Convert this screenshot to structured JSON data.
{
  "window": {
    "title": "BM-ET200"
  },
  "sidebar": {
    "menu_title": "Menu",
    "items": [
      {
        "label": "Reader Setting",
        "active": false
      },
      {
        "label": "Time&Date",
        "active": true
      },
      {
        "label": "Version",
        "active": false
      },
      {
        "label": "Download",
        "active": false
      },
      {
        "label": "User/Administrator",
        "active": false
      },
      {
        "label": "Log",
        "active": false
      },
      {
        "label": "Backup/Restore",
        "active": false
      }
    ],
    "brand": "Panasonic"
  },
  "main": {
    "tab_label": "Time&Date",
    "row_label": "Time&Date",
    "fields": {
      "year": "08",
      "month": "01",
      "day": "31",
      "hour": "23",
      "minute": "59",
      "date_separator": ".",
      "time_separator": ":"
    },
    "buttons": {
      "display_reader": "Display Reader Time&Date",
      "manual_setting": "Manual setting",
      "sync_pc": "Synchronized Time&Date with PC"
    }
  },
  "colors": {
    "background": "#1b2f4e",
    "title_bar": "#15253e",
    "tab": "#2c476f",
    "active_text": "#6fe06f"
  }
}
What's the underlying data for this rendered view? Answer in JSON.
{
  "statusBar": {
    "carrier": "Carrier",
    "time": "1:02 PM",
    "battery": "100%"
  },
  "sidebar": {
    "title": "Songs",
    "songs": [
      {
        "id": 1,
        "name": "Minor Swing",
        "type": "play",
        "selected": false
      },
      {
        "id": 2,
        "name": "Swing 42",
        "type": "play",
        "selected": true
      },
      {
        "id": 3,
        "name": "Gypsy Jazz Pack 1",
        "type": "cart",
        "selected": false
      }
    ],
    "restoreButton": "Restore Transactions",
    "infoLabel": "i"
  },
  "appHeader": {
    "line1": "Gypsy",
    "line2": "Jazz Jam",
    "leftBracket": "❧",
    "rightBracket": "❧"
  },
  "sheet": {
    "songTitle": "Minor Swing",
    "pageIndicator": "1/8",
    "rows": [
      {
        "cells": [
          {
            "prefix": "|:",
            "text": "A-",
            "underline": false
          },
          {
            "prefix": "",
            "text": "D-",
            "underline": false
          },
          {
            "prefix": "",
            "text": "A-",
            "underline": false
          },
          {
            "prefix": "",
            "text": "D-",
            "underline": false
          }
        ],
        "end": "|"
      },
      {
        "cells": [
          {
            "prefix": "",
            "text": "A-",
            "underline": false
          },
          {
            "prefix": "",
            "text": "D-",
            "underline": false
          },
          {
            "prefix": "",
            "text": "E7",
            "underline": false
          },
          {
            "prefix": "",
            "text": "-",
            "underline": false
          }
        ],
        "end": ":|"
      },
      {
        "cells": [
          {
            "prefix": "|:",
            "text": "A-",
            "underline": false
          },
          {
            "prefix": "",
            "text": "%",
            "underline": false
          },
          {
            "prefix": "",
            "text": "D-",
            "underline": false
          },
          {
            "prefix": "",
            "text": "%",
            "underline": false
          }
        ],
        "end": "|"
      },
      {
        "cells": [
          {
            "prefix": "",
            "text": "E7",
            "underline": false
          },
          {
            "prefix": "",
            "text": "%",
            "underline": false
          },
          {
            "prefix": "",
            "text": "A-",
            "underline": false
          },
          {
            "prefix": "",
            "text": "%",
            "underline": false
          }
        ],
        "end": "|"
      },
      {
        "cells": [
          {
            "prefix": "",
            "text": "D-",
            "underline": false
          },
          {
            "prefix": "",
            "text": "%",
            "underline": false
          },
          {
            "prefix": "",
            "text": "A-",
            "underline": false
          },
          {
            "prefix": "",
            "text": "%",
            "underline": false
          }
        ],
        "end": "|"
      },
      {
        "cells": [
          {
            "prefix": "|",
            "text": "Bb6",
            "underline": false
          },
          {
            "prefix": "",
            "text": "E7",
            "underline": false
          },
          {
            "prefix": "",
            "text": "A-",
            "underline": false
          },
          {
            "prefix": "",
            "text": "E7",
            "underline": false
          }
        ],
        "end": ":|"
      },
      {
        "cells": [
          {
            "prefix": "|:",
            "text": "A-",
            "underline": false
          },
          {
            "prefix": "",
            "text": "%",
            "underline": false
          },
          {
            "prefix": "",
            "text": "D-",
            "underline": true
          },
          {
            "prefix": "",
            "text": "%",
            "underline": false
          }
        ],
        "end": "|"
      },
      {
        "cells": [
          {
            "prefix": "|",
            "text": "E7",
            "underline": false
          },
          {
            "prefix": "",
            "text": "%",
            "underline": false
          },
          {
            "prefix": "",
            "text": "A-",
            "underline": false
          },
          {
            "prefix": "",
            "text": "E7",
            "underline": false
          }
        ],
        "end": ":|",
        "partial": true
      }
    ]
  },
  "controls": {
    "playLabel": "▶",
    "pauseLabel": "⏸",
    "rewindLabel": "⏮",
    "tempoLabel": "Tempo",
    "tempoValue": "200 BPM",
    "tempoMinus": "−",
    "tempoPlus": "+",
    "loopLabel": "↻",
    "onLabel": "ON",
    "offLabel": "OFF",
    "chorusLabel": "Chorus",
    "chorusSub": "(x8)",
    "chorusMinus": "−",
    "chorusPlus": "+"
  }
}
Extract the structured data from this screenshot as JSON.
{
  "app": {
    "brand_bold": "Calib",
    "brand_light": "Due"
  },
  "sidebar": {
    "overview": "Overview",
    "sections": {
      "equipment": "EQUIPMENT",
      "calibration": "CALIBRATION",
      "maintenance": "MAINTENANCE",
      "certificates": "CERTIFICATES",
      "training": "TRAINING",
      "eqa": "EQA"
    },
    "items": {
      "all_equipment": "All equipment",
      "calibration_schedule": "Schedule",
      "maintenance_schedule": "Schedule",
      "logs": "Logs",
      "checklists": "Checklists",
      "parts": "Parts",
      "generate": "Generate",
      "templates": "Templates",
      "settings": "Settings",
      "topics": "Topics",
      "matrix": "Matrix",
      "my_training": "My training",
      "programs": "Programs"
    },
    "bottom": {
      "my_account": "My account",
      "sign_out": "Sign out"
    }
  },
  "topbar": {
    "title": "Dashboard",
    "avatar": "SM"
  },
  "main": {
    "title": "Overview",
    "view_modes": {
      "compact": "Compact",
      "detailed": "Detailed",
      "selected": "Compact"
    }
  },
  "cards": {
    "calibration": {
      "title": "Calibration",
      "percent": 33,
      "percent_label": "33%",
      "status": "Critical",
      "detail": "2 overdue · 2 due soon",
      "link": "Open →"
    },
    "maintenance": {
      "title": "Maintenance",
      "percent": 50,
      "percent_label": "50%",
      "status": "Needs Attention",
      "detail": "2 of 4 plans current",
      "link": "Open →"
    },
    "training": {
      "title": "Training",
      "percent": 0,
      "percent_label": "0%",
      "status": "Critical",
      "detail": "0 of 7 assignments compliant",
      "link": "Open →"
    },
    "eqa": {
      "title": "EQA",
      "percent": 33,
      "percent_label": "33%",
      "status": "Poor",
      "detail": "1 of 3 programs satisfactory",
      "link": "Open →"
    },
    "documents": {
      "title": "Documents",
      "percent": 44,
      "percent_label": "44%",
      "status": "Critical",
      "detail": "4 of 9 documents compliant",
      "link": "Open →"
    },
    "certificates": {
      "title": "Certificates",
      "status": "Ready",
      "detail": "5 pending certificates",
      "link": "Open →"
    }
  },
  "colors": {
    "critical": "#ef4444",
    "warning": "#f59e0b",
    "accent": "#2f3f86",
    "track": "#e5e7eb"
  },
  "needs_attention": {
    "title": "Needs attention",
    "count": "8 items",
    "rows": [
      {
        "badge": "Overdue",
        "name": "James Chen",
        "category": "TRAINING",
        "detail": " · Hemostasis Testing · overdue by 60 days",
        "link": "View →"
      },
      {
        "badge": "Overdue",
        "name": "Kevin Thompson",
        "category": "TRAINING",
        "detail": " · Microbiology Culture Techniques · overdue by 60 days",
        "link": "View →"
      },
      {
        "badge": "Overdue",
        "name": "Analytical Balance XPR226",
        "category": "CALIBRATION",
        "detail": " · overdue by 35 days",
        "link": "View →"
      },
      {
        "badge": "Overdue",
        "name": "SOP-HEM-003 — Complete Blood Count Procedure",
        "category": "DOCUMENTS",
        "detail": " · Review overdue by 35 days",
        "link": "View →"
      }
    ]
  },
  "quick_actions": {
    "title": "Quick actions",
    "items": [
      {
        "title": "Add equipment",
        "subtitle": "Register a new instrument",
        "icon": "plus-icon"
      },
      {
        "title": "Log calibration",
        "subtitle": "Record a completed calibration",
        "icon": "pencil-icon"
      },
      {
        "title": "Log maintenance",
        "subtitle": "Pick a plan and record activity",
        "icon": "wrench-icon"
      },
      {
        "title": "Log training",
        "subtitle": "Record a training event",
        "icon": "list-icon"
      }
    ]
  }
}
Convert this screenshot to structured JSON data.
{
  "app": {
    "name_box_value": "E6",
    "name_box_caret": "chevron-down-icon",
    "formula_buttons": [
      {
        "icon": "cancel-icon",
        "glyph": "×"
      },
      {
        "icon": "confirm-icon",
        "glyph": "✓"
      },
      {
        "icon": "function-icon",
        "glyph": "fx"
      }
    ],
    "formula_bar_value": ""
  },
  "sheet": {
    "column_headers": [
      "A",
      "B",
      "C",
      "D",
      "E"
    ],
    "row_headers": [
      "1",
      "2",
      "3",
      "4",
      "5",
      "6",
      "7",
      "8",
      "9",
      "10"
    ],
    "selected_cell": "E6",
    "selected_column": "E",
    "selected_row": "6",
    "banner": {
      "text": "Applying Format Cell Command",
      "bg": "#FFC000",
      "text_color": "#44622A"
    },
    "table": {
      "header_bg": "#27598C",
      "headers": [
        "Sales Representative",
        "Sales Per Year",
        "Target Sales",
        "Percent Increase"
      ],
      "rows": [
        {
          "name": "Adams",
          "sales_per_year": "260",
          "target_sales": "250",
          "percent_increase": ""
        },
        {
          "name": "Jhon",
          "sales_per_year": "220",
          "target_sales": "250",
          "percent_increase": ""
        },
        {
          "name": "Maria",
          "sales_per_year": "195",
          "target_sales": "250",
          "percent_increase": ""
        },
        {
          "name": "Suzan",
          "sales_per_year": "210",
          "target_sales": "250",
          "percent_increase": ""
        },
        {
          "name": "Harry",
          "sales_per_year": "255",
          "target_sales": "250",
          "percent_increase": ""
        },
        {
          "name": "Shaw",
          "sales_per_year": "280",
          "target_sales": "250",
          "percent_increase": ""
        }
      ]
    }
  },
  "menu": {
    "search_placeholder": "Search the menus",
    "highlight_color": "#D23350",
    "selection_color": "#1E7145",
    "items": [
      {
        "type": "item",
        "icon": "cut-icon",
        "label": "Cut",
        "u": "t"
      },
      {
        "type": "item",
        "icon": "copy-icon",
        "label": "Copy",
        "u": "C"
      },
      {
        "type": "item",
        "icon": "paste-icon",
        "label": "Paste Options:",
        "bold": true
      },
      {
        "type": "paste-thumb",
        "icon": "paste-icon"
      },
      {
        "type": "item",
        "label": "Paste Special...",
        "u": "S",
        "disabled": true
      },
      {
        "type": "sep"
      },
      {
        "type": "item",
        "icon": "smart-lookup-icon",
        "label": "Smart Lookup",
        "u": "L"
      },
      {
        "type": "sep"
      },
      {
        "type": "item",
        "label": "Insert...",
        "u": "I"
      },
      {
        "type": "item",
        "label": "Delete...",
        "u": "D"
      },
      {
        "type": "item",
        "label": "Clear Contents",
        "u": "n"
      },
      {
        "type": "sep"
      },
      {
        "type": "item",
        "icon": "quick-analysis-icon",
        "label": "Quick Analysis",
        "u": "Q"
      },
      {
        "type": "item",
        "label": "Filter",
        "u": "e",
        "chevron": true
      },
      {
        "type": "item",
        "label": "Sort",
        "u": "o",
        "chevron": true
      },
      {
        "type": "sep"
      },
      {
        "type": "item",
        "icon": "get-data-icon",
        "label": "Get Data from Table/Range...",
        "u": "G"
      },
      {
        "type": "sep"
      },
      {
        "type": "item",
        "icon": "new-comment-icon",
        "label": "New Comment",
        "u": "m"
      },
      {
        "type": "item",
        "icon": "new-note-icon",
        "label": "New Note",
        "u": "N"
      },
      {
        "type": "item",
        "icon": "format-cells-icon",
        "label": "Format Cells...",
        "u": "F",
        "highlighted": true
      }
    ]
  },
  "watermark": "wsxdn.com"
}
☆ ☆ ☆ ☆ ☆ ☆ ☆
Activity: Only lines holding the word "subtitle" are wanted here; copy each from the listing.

Reply to the exercise:
        "subtitle": "Register a new instrument",
        "subtitle": "Record a completed calibration",
        "subtitle": "Pick a plan and record activity",
        "subtitle": "Record a training event",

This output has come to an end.